"Process and Teamwork" addresses all aspects of the development process, including the understanding, design, and implementation phases. There should be evidence of understanding and proper utilization of the process and the various artifacts of the process - you should have all of the components (user goals, features and requirements, CRC cards, etc) and your user goals should look like user goals, your features and requirements should look like features and requirements, your CRC cards should look like CRC cards, etc. There should also be evidence of the appropriate use of tools - version control is used correctly and appropriately, including proper repository structure, frequency of commits, use of branches, and informative comments. Reasonable choices should have been made about user goals, program functionality, use cases, etc in light of the overview provided. The various documents should be complete, with all of the core functionality accounted for. Individual contribution to the team is included.
"Design" addresses the design of both code and the UI. Both designs should demonstrate the application of relevant design principles, and should support all of the functionality identified as necessary for supporting the user goals even if that functionality is not fully implemented (e.g. your design should support rules variations even if you only end up implementing one such variation). In particular, the class design you produce should demonstrate appropriate application of both the modularity-related and the flexibility-related design principles discussed in class. (Though you should take into account the other design principles as well.) For the UI design, the user's experience should reflect the UI design principles discussed in class. The designs should support all of the required and essential functionality, even if you don't end up implementing all of that functionality. Your writeups should be thoughtful and should thoroughly address the points asked for.
"Functionality" covers what the software does. It should meet the specifications given, have enough functionality to be useful for its intended purpose, and work correctly and robustly. Coding standards are followed. Pre- and postconditions and other structural invariants are checked. Automated testing is employed where appropriate. Testing is incorporated in a way that is easy to use during development and easy to remove for release.
For a C for the "Functionality and Design" portion of the grade, have a working minimal version of the game. This means:
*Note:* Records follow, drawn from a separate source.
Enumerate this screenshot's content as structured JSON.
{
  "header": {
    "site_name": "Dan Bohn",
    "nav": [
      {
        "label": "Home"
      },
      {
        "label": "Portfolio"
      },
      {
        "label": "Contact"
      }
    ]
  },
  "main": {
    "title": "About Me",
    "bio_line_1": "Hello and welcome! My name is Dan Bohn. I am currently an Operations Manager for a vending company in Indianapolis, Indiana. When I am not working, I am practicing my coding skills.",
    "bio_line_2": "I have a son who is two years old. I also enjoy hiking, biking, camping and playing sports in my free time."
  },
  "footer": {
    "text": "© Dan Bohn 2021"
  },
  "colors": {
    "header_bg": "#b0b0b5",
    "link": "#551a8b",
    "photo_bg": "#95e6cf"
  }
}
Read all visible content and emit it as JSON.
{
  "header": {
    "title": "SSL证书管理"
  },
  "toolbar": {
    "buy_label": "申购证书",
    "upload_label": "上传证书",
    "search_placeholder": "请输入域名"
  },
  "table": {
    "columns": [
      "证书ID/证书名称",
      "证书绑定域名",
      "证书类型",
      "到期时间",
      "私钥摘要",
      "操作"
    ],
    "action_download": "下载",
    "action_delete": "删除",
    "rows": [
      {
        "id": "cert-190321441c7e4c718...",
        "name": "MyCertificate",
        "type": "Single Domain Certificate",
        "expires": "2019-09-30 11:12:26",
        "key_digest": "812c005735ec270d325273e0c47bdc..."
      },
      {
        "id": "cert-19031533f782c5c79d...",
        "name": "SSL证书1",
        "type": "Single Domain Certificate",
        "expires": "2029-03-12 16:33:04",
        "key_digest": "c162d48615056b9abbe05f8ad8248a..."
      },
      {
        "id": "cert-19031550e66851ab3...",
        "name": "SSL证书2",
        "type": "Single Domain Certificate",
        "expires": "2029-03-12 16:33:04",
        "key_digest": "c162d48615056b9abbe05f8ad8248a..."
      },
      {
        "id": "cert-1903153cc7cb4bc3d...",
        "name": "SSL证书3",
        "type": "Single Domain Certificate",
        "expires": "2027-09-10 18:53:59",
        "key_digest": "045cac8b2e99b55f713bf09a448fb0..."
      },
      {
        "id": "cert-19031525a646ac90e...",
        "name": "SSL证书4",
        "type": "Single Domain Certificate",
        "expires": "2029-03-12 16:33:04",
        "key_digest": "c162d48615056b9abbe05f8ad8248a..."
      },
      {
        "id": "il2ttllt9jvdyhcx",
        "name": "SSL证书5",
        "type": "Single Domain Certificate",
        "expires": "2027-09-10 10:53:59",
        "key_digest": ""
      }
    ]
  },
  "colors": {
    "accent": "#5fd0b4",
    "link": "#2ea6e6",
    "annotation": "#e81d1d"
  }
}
For a B, have the C-level functionality plus:
For an A, have the B-level functionality plus:
Note that these are base levels - bugs, not following coding standards, lacking evidence of testing, poor design (code or UI), etc will lower the grade even if code is there.
Extra credit is possible for additional features beyond the basic requirements (more game variations, fancier computer players, other functionality, fancier user interface, etc), however, note that extra credit will be limited if the requirements are not met - make sure you focus on the essential parts first and budget your time so that you end up with a working program that meets the specifications. Be sure to identify any extra credit elements in your writeup.
All members of the group will receive the same grade for elements handed in as a group; the individual handins (design critiques and individual contributions to the team components) will be graded individually. (Contributions to the team will count under the "Participation" part of the overall course grade.)